### Data section

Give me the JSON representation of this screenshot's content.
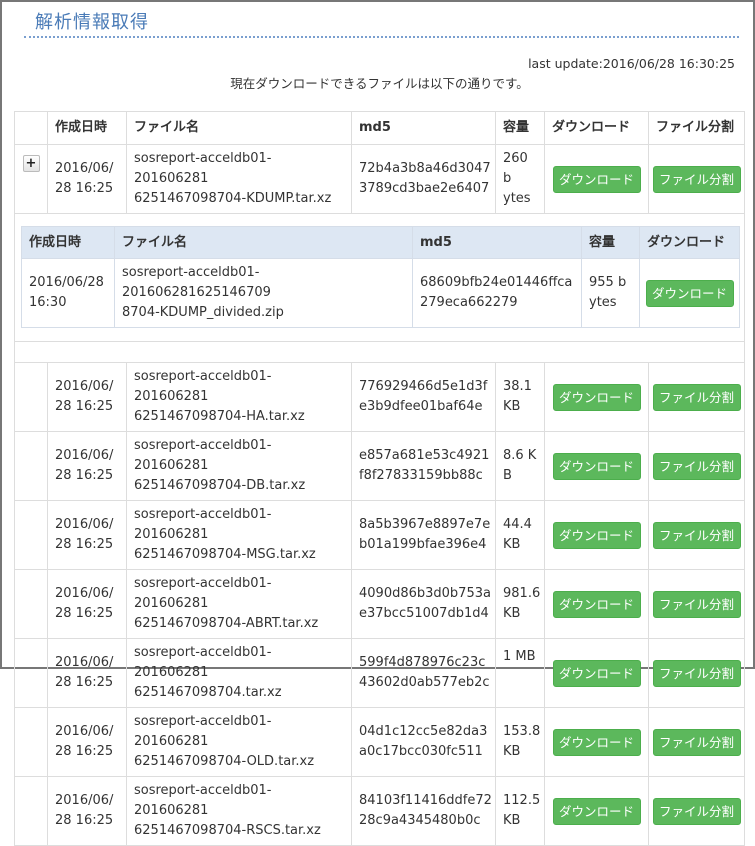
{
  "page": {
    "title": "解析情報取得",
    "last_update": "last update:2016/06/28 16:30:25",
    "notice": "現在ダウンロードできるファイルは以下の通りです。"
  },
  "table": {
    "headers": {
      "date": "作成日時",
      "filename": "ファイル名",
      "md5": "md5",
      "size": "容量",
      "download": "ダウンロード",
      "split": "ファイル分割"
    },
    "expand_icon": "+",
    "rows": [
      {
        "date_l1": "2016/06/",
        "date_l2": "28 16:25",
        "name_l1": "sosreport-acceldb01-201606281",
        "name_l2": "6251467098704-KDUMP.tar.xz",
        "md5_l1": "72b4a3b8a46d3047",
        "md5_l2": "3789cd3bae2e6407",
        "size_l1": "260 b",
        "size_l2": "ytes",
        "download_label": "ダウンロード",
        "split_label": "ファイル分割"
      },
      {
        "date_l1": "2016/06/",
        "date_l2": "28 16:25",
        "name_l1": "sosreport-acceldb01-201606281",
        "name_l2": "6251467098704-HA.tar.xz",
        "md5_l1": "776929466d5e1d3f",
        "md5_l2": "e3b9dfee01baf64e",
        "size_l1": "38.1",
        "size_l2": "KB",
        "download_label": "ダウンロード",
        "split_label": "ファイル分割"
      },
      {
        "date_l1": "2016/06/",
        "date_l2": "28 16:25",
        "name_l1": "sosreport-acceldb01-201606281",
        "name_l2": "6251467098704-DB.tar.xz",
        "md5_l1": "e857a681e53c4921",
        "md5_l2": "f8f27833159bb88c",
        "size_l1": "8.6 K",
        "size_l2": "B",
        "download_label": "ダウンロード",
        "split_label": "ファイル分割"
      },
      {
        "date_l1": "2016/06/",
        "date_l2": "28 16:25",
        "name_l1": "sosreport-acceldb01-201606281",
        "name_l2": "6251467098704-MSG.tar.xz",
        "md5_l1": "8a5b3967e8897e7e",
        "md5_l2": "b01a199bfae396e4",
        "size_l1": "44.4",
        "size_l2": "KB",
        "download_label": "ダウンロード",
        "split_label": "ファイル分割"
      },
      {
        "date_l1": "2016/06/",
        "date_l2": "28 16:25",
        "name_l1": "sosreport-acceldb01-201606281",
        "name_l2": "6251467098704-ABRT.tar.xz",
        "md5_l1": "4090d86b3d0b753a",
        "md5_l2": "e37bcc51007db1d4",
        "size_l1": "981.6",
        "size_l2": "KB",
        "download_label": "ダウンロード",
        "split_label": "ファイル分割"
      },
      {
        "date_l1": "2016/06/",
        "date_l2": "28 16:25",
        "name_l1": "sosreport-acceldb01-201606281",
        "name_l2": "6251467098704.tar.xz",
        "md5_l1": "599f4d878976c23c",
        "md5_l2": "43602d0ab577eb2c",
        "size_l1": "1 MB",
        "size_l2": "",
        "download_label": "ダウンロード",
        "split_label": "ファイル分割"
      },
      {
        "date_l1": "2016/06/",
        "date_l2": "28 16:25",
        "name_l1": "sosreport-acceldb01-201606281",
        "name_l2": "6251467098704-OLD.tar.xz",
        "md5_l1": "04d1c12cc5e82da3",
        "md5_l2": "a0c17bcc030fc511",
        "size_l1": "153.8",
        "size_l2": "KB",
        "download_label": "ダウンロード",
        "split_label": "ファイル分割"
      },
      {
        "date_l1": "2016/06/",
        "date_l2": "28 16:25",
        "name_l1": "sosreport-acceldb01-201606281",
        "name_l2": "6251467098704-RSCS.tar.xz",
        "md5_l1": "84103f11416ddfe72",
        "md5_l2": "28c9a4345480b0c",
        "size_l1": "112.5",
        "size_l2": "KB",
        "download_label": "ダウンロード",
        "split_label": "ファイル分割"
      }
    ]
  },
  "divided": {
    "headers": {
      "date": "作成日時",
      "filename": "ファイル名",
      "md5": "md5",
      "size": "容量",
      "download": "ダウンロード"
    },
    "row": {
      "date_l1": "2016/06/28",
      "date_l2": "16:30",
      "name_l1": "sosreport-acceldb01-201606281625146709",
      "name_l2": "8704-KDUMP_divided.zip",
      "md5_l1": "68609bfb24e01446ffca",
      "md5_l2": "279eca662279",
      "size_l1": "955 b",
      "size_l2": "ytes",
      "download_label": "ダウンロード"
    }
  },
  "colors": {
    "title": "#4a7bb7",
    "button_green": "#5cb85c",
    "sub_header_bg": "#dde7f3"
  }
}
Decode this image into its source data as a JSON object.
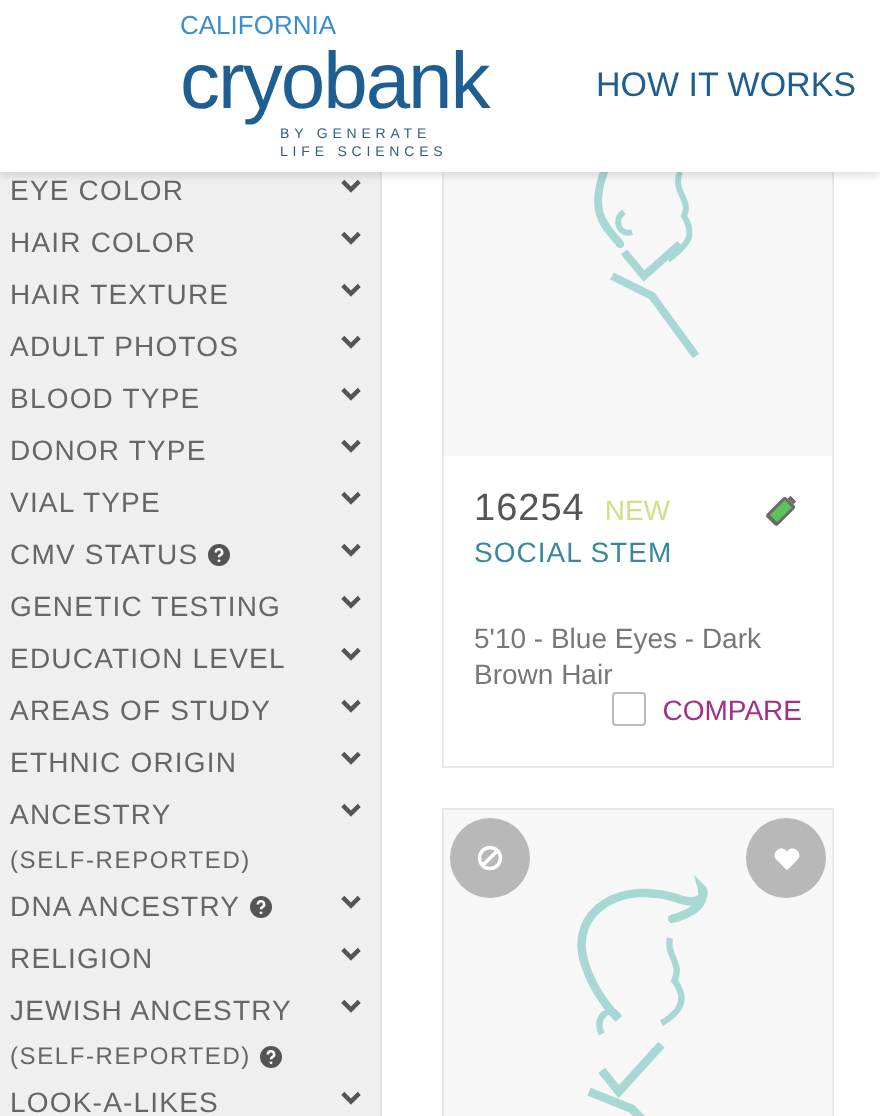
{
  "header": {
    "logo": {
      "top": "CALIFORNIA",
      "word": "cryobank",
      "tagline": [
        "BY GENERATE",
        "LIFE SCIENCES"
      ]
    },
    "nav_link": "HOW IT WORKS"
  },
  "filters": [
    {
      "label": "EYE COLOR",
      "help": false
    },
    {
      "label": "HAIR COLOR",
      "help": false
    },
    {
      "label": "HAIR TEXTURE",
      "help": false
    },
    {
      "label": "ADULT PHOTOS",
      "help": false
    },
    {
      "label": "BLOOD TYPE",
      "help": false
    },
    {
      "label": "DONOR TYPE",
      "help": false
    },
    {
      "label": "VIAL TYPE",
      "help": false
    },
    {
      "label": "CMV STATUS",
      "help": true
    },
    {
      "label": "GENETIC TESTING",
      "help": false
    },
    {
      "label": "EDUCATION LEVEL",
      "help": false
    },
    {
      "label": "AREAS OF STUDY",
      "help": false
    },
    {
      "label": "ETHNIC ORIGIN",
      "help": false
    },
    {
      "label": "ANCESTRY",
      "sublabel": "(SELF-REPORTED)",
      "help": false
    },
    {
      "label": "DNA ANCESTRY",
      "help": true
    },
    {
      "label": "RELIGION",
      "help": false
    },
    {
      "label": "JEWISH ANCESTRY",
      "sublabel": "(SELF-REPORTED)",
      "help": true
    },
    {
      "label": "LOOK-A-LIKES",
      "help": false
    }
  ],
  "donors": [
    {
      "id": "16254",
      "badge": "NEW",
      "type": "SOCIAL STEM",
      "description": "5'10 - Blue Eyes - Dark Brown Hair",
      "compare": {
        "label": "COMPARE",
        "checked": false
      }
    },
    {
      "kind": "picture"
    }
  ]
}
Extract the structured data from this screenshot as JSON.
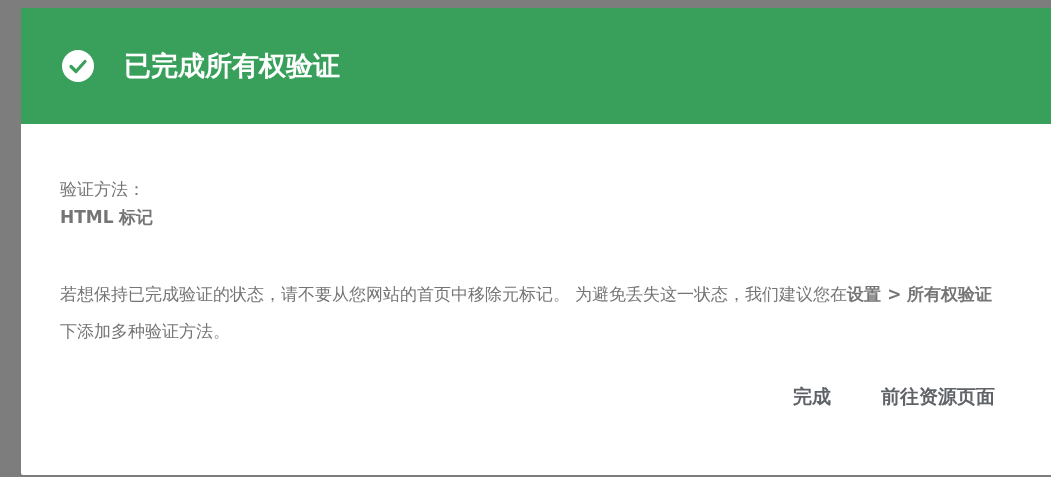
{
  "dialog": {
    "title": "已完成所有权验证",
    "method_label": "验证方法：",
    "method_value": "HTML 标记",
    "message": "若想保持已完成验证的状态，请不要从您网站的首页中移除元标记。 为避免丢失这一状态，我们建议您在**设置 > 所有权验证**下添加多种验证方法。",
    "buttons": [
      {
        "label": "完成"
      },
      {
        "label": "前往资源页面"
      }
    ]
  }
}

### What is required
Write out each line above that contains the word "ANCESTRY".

### Written solution
      "label": "ANCESTRY",
      "label": "DNA ANCESTRY",
      "label": "JEWISH ANCESTRY",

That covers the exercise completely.